Provided records:

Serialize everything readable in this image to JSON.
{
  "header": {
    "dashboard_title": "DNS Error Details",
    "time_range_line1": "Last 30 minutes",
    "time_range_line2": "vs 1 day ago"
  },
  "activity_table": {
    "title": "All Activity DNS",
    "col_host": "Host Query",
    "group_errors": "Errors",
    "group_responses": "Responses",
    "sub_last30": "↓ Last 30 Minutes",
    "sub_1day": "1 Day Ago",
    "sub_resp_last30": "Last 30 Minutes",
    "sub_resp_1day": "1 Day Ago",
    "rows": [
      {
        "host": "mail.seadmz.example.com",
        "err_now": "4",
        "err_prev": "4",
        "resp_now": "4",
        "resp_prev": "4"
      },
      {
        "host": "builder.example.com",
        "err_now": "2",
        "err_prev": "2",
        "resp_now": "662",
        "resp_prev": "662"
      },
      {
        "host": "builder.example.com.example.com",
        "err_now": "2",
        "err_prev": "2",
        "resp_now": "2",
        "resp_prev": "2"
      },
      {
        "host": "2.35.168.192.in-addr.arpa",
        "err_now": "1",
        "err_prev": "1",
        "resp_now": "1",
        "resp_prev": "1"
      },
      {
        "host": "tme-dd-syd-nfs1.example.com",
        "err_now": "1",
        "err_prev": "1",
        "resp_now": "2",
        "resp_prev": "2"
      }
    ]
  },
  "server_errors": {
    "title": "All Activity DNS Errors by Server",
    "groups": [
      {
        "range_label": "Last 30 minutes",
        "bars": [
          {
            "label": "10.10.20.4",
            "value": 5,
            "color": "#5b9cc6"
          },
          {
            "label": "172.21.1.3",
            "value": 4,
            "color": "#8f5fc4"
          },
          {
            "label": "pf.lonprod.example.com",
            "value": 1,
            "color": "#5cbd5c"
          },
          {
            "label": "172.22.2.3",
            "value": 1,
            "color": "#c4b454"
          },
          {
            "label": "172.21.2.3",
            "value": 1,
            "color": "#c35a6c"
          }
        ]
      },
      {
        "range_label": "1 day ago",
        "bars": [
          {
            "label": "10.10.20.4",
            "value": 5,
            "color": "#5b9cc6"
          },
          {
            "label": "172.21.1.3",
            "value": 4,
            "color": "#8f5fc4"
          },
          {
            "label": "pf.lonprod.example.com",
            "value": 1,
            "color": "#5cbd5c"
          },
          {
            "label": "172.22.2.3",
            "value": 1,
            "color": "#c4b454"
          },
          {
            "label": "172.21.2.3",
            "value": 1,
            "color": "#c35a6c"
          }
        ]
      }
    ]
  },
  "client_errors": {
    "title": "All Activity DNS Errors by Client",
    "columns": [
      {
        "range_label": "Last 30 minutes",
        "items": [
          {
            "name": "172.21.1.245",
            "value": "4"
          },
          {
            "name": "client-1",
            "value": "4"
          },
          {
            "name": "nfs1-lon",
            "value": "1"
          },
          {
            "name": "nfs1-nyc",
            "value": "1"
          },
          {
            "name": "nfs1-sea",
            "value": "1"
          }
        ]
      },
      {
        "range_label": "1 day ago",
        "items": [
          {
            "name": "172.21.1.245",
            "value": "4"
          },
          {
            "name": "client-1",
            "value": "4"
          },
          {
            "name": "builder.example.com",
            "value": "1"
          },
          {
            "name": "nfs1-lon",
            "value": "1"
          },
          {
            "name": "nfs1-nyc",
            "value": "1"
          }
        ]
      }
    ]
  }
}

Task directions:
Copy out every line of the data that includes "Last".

Output of the task:
    "time_range_line1": "Last 30 minutes",
    "sub_last30": "↓ Last 30 Minutes",
    "sub_resp_last30": "Last 30 Minutes",
        "range_label": "Last 30 minutes",
        "range_label": "Last 30 minutes",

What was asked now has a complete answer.